Simmering under the surface, however, public opinion polls for decades have shown that more than 60 percent of Americans do not believe the Warren report despite the efforts of mainstream media like the Bradlee-led Post to reinforce the report and downplay critics, whether contemporaries like Meyer (ex-wife of Cord Meyer, one of the top CIA propagandists for many years), or scientific, law enforcement, and other experts..

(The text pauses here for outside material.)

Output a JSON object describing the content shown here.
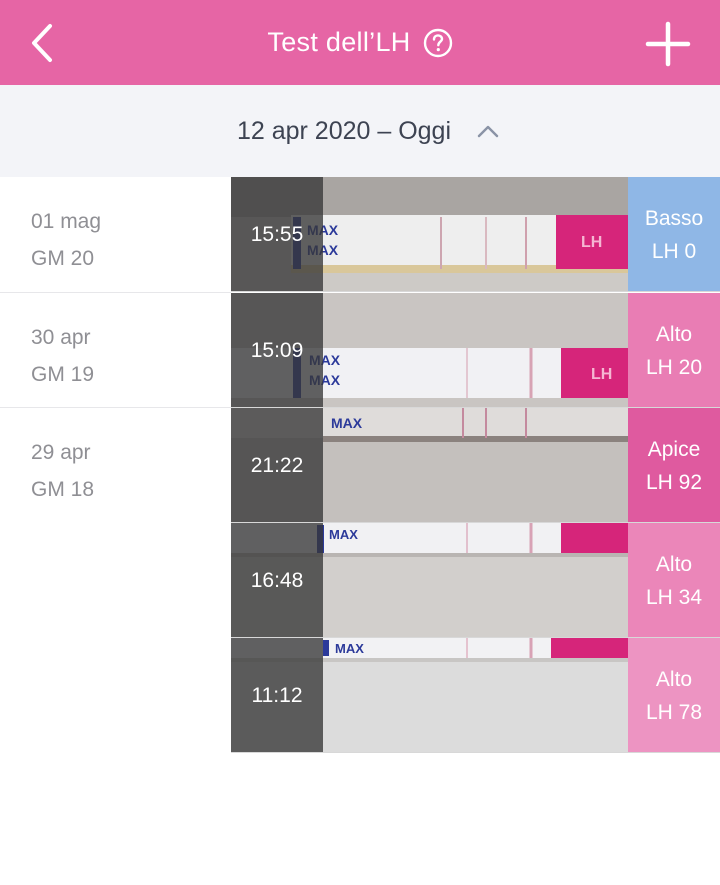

Many Americans suspect that the Post, like other news organizations, places a higher importance in protecting its institutional interests (including relationships with government and/or other power brokers) than on the public’s right to know about truly sensitive matters. This would be despite the long-standing campaigns of the news sector to promote Bradlee, among others, as paragons of fearless truth-telling.
Yet any news organization is constantly generating new material that complicate, if not undermine, suggestions of unwarranted, pervasive self-censorship. On May 27, for example, the Post published a breakthrough, in-depth report quoting law professor and environment activist Robert F. Kennedy Jr. (shown at right) as saying he no longer believes the official story that his father was killed in 1968 by the still-imprisoned convict Sirhan Sirhan.
The powerful front-page story headlined Who killed Bobby Kennedy? His son RFK Jr. doesn’t believe it was Sirhan Sirhan was reported by the Post’s Tom Jackman.
On March 30, Jackman published on the Post’s front page a similar breakthrough report, Who killed Martin Luther King Jr.? His family believes James Earl Ray was framed, quoting members of the King family as stating they did not believe that Dr. Martin Luther King was fatally shot by the convict James Earl Ray, who died in 1998 in prison.
Reasonable observers might differ on whether the Post’s two front-page stories this spring illustrate the strength of the free press and journalistic initiative, or are long-overdue course corrections.
But it’s hard to imagine that the details are not worth reviewing, as we enable with the materials below, especially during current times when a current president is so reckless broadcasting claims of “fake news” against the Post and many other leading news organizations.
The material above is an introduction to an in-depth column authored by CAPA member Andrew Kreig and published by the Justice Integrity Project. To read the full column (available at no charge) and see its extensive appendices, please click here.